--- What needs to be done ---
Give back all of the records, exactly and completely.

[Collection entries]
***

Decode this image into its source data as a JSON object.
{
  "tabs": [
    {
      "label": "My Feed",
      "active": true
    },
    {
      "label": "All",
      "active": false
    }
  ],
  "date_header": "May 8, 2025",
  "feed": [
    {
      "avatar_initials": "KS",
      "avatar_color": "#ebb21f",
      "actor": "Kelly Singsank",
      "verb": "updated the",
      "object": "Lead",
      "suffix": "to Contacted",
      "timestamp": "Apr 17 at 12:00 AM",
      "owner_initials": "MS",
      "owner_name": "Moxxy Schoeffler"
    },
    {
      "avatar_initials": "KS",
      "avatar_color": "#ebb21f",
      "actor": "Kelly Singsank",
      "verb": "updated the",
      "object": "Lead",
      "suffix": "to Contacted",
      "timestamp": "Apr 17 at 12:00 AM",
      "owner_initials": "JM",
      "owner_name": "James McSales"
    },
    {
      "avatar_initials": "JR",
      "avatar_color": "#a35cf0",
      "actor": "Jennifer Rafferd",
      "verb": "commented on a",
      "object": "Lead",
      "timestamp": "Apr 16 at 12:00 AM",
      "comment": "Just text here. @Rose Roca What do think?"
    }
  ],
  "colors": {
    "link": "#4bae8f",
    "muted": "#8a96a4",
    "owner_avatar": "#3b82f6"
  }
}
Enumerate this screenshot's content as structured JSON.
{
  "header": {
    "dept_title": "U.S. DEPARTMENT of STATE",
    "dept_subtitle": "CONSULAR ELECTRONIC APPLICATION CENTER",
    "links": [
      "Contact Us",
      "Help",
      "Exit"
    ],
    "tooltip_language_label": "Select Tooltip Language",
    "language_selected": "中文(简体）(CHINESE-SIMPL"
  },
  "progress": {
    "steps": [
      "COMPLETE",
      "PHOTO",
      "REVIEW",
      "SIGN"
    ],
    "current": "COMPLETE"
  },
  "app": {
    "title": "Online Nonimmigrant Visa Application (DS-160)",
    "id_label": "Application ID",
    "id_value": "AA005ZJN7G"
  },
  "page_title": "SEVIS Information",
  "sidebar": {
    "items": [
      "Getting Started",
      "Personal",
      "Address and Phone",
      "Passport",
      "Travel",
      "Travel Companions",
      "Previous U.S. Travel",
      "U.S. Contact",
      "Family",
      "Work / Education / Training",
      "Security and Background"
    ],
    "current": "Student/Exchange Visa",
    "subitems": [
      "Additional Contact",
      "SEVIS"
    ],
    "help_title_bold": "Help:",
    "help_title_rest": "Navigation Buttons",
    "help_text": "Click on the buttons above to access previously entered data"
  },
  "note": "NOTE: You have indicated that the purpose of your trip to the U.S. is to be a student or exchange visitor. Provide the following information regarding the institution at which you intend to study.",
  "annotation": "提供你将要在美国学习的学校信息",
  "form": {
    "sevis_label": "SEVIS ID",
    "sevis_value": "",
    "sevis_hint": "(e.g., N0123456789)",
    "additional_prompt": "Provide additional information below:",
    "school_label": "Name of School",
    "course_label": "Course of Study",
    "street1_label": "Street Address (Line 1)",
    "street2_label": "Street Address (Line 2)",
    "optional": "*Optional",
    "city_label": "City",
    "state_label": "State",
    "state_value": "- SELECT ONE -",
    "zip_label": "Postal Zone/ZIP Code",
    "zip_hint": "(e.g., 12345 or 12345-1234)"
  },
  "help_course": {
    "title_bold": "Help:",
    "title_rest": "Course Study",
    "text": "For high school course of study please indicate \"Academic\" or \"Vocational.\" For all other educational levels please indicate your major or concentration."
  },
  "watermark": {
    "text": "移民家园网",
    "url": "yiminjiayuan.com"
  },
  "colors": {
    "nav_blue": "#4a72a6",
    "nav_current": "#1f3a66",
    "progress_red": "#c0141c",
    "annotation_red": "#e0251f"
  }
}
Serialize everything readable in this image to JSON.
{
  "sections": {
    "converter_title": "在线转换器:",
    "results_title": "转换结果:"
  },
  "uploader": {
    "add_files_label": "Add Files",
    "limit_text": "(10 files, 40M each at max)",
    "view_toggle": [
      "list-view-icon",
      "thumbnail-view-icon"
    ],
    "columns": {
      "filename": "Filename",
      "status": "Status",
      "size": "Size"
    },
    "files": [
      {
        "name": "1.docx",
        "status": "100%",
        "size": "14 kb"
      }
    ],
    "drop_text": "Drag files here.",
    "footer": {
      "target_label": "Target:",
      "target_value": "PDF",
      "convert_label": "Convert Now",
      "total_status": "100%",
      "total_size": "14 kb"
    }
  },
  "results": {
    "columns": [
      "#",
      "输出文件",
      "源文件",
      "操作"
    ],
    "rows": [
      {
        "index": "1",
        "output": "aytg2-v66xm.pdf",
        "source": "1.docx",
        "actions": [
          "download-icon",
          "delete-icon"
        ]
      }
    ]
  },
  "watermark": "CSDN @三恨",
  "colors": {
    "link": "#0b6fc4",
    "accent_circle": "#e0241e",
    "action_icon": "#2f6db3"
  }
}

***

--- Task answer ---
Decode this image into its source data as a JSON object.
{
  "tabs": [
    {
      "label": "My Feed",
      "active": true
    },
    {
      "label": "All",
      "active": false
    }
  ],
  "date_header": "May 8, 2025",
  "feed": [
    {
      "avatar_initials": "KS",
      "avatar_color": "#ebb21f",
      "actor": "Kelly Singsank",
      "verb": "updated the",
      "object": "Lead",
      "suffix": "to Contacted",
      "timestamp": "Apr 17 at 12:00 AM",
      "owner_initials": "MS",
      "owner_name": "Moxxy Schoeffler"
    },
    {
      "avatar_initials": "KS",
      "avatar_color": "#ebb21f",
      "actor": "Kelly Singsank",
      "verb": "updated the",
      "object": "Lead",
      "suffix": "to Contacted",
      "timestamp": "Apr 17 at 12:00 AM",
      "owner_initials": "JM",
      "owner_name": "James McSales"
    },
    {
      "avatar_initials": "JR",
      "avatar_color": "#a35cf0",
      "actor": "Jennifer Rafferd",
      "verb": "commented on a",
      "object": "Lead",
      "timestamp": "Apr 16 at 12:00 AM",
      "comment": "Just text here. @Rose Roca What do think?"
    }
  ],
  "colors": {
    "link": "#4bae8f",
    "muted": "#8a96a4",
    "owner_avatar": "#3b82f6"
  }
}
Enumerate this screenshot's content as structured JSON.
{
  "header": {
    "dept_title": "U.S. DEPARTMENT of STATE",
    "dept_subtitle": "CONSULAR ELECTRONIC APPLICATION CENTER",
    "links": [
      "Contact Us",
      "Help",
      "Exit"
    ],
    "tooltip_language_label": "Select Tooltip Language",
    "language_selected": "中文(简体）(CHINESE-SIMPL"
  },
  "progress": {
    "steps": [
      "COMPLETE",
      "PHOTO",
      "REVIEW",
      "SIGN"
    ],
    "current": "COMPLETE"
  },
  "app": {
    "title": "Online Nonimmigrant Visa Application (DS-160)",
    "id_label": "Application ID",
    "id_value": "AA005ZJN7G"
  },
  "page_title": "SEVIS Information",
  "sidebar": {
    "items": [
      "Getting Started",
      "Personal",
      "Address and Phone",
      "Passport",
      "Travel",
      "Travel Companions",
      "Previous U.S. Travel",
      "U.S. Contact",
      "Family",
      "Work / Education / Training",
      "Security and Background"
    ],
    "current": "Student/Exchange Visa",
    "subitems": [
      "Additional Contact",
      "SEVIS"
    ],
    "help_title_bold": "Help:",
    "help_title_rest": "Navigation Buttons",
    "help_text": "Click on the buttons above to access previously entered data"
  },
  "note": "NOTE: You have indicated that the purpose of your trip to the U.S. is to be a student or exchange visitor. Provide the following information regarding the institution at which you intend to study.",
  "annotation": "提供你将要在美国学习的学校信息",
  "form": {
    "sevis_label": "SEVIS ID",
    "sevis_value": "",
    "sevis_hint": "(e.g., N0123456789)",
    "additional_prompt": "Provide additional information below:",
    "school_label": "Name of School",
    "course_label": "Course of Study",
    "street1_label": "Street Address (Line 1)",
    "street2_label": "Street Address (Line 2)",
    "optional": "*Optional",
    "city_label": "City",
    "state_label": "State",
    "state_value": "- SELECT ONE -",
    "zip_label": "Postal Zone/ZIP Code",
    "zip_hint": "(e.g., 12345 or 12345-1234)"
  },
  "help_course": {
    "title_bold": "Help:",
    "title_rest": "Course Study",
    "text": "For high school course of study please indicate \"Academic\" or \"Vocational.\" For all other educational levels please indicate your major or concentration."
  },
  "watermark": {
    "text": "移民家园网",
    "url": "yiminjiayuan.com"
  },
  "colors": {
    "nav_blue": "#4a72a6",
    "nav_current": "#1f3a66",
    "progress_red": "#c0141c",
    "annotation_red": "#e0251f"
  }
}
Serialize everything readable in this image to JSON.
{
  "sections": {
    "converter_title": "在线转换器:",
    "results_title": "转换结果:"
  },
  "uploader": {
    "add_files_label": "Add Files",
    "limit_text": "(10 files, 40M each at max)",
    "view_toggle": [
      "list-view-icon",
      "thumbnail-view-icon"
    ],
    "columns": {
      "filename": "Filename",
      "status": "Status",
      "size": "Size"
    },
    "files": [
      {
        "name": "1.docx",
        "status": "100%",
        "size": "14 kb"
      }
    ],
    "drop_text": "Drag files here.",
    "footer": {
      "target_label": "Target:",
      "target_value": "PDF",
      "convert_label": "Convert Now",
      "total_status": "100%",
      "total_size": "14 kb"
    }
  },
  "results": {
    "columns": [
      "#",
      "输出文件",
      "源文件",
      "操作"
    ],
    "rows": [
      {
        "index": "1",
        "output": "aytg2-v66xm.pdf",
        "source": "1.docx",
        "actions": [
          "download-icon",
          "delete-icon"
        ]
      }
    ]
  },
  "watermark": "CSDN @三恨",
  "colors": {
    "link": "#0b6fc4",
    "accent_circle": "#e0241e",
    "action_icon": "#2f6db3"
  }
}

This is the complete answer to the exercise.